Harrisburg Divorce Lawyer Answers the Question Whether Filing for Divorce First Gives You an Advantage
Deciding to file divorce is not an easy decision to make. Filing for divorce is the reaching the resignation point where all of the hope and dreams you held for a happy life with this person come crashing down and you cannot “take it anymore.” While filing for divorce might be the healthiest thing to do for the couple, one person has to be the emotionally stronger of the two and file a petition for divorce. The decision might be easier if the animosity between the husband and wife hits the tipping point. The question many people ask is, once as they approach that watershed moment, will I have the advantage in Pennsylvania court if I file for divorce first?

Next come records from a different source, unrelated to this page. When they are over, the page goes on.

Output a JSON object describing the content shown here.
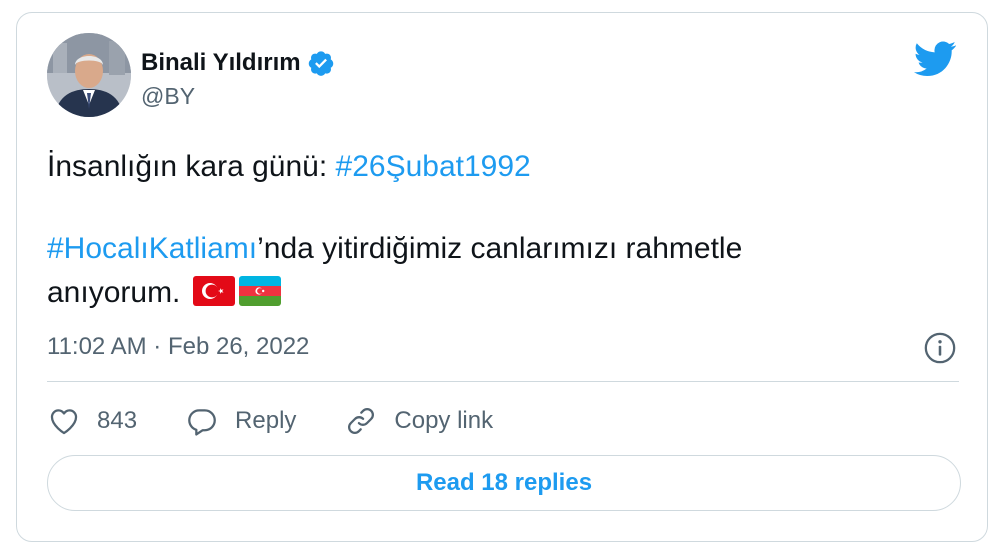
{
  "author": {
    "name": "Binali Yıldırım",
    "handle": "@BY",
    "verified": true
  },
  "tweet": {
    "line1_text": "İnsanlığın kara günü: ",
    "line1_hashtag": "#26Şubat1992",
    "line2_hashtag": "#HocalıKatliamı",
    "line2_text": "’nda yitirdiğimiz canlarımızı rahmetle",
    "line3_text": "anıyorum.",
    "flags": [
      "turkey-flag",
      "azerbaijan-flag"
    ]
  },
  "meta": {
    "timestamp": "11:02 AM · Feb 26, 2022"
  },
  "actions": {
    "like_count": "843",
    "reply_label": "Reply",
    "copy_link_label": "Copy link"
  },
  "read_replies_label": "Read 18 replies",
  "colors": {
    "accent": "#1d9bf0",
    "text": "#0f1419",
    "secondary": "#536471",
    "border": "#cfd9de"
  },
  "icons": {
    "logo": "twitter-bird-icon",
    "verified": "verified-badge-icon",
    "info": "info-icon",
    "like": "heart-icon",
    "reply": "speech-bubble-icon",
    "copy_link": "link-icon"
  }
}
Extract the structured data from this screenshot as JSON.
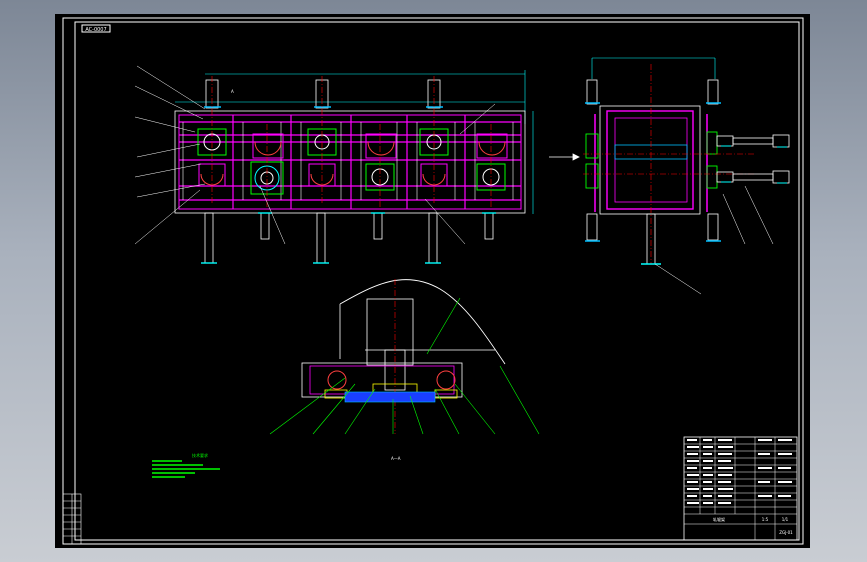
{
  "drawing": {
    "sheet_code_label": "AC-0007",
    "front_view_tag": "A",
    "section_label": "A—A",
    "notes_title": "技术要求",
    "palette": {
      "background": "#000000",
      "frame": "#ffffff",
      "structure": "#ff00ff",
      "centerline": "#ff0000",
      "leader": "#00ff00",
      "dimension": "#00ffff",
      "part": "#ffff00",
      "hidden": "#00bfff"
    }
  },
  "title_block": {
    "drawing_name": "轧辊架",
    "drawing_number": "ZGJ-01",
    "scale": "1:5",
    "sheet": "1/1"
  }
}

Filing the complaint for divorce before your spouse files against you no longer gives you the legal advantage it once did because of Pennsylvania’s no-fault divorce statute. Under the Commonwealth’s no-fault divorce law, the parties must show that they have reached the point in their relationship when their differences cannot be reconciled. Another name for that is the irretrievable breakdown of the marital relationship. The couple must live apart separately for two years, and only one spouse needs to sign an affidavit informing the court that the marriage is irretrievably broken.
However, there is still an advantage to be had. Filing first puts your name first on the name of the lawsuit. That means you are the plaintiff or moving party and the party served is the defendant. The judge will call on you first to state your claim typically. However, the judge allows both parties to have their say in court thereby mitigating the advantage speaking first might provide. Notwithstanding, filing first can prevent your spouse from attempting to dispose of marital assets unlawfully.

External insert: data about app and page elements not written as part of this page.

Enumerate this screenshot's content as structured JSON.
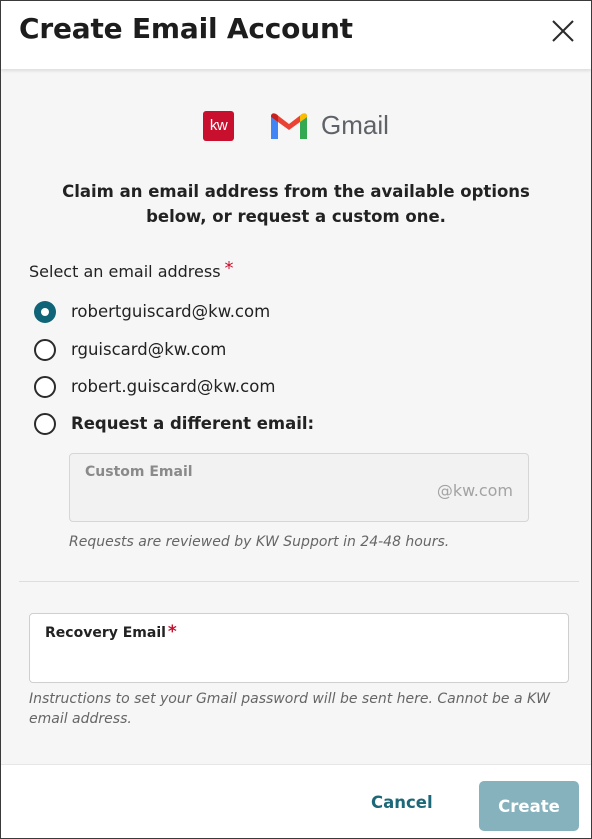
{
  "dialog": {
    "title": "Create Email Account"
  },
  "logos": {
    "kw_text": "kw",
    "gmail_text": "Gmail"
  },
  "intro_text": "Claim an email address from the available options below, or request a custom one.",
  "select": {
    "label": "Select an email address",
    "required_mark": "*",
    "selected_index": 0,
    "options": [
      {
        "label": "robertguiscard@kw.com",
        "checked": true
      },
      {
        "label": "rguiscard@kw.com",
        "checked": false
      },
      {
        "label": "robert.guiscard@kw.com",
        "checked": false
      },
      {
        "label": "Request a different email:",
        "checked": false
      }
    ]
  },
  "custom_email": {
    "label": "Custom Email",
    "suffix": "@kw.com",
    "helper": "Requests are reviewed by KW Support in 24-48 hours."
  },
  "recovery_email": {
    "label": "Recovery Email",
    "required_mark": "*",
    "value": "",
    "helper": "Instructions to set your Gmail password will be sent here. Cannot be a KW email address."
  },
  "footer": {
    "cancel_label": "Cancel",
    "create_label": "Create"
  },
  "colors": {
    "accent": "#0f6477",
    "required": "#c8102e",
    "create_disabled": "#86b2bd",
    "kw_red": "#c8102e"
  },
  "icons": [
    "close-icon",
    "kw-logo",
    "gmail-m-icon"
  ]
}
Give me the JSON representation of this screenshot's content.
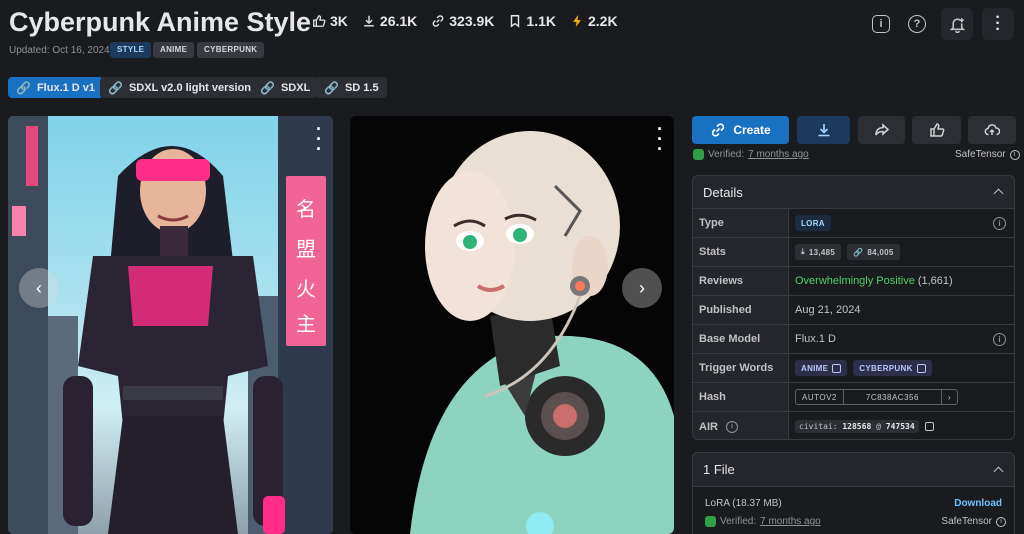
{
  "header": {
    "title": "Cyberpunk Anime Style",
    "stats": [
      {
        "icon": "thumbs-up-icon",
        "value": "3K"
      },
      {
        "icon": "download-icon",
        "value": "26.1K"
      },
      {
        "icon": "link-icon",
        "value": "323.9K"
      },
      {
        "icon": "bookmark-icon",
        "value": "1.1K"
      },
      {
        "icon": "bolt-icon",
        "value": "2.2K"
      }
    ],
    "updated": "Updated: Oct 16, 2024",
    "tags": [
      "STYLE",
      "ANIME",
      "CYBERPUNK"
    ],
    "icons": [
      "info-icon",
      "help-icon",
      "bell-plus-icon",
      "more-icon"
    ]
  },
  "versions": [
    "Flux.1 D v1",
    "SDXL v2.0 light version",
    "SDXL",
    "SD 1.5"
  ],
  "actions": {
    "create": "Create",
    "verified_prefix": "Verified:",
    "verified_when": "7 months ago",
    "safetensor": "SafeTensor"
  },
  "details": {
    "title": "Details",
    "rows": {
      "type_label": "Type",
      "type_value": "LORA",
      "stats_label": "Stats",
      "stats_downloads": "13,485",
      "stats_generations": "84,005",
      "reviews_label": "Reviews",
      "reviews_value": "Overwhelmingly Positive",
      "reviews_count": "(1,661)",
      "published_label": "Published",
      "published_value": "Aug 21, 2024",
      "base_label": "Base Model",
      "base_value": "Flux.1 D",
      "trigger_label": "Trigger Words",
      "trigger_1": "ANIME",
      "trigger_2": "CYBERPUNK",
      "hash_label": "Hash",
      "hash_type": "AUTOV2",
      "hash_value": "7C838AC356",
      "air_label": "AIR",
      "air_prefix": "civitai:",
      "air_model": "128568",
      "air_at": "@",
      "air_version": "747534"
    }
  },
  "files": {
    "title": "1 File",
    "name": "LoRA (18.37 MB)",
    "download": "Download",
    "verified_prefix": "Verified:",
    "verified_when": "7 months ago",
    "safetensor": "SafeTensor"
  }
}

The most substantial advantage filing first can give you is psychological. Serving your spouse with papers rather than being served can give you the self-confidence you need to help you through this challenging time in your life because you are taking the reins and taking control over a situation that has seemingly spiraled out of control.
Filing first does not allow you to dictate which court in which you can bring the complaint. The complaint for divorce must be filed in the Court of Common Pleas for the county in which the couple maintained the marital home. Alternatively, the plaintiff must file the complaint for divorce in the county in which the defendant resides.
Where should you turn for more information?
Attorney Joshua Harshberger, the principal owner of the Harshberger Law Firm LLP located in Harrisburg, PA, has dedicated his career to helping people through their legal troubles. Call Attorney Harshberger today at 717-315-6997 to schedule a consultation today and learn how Attorney Harshberger’s compassion, expertise, and determination can make a difference for you.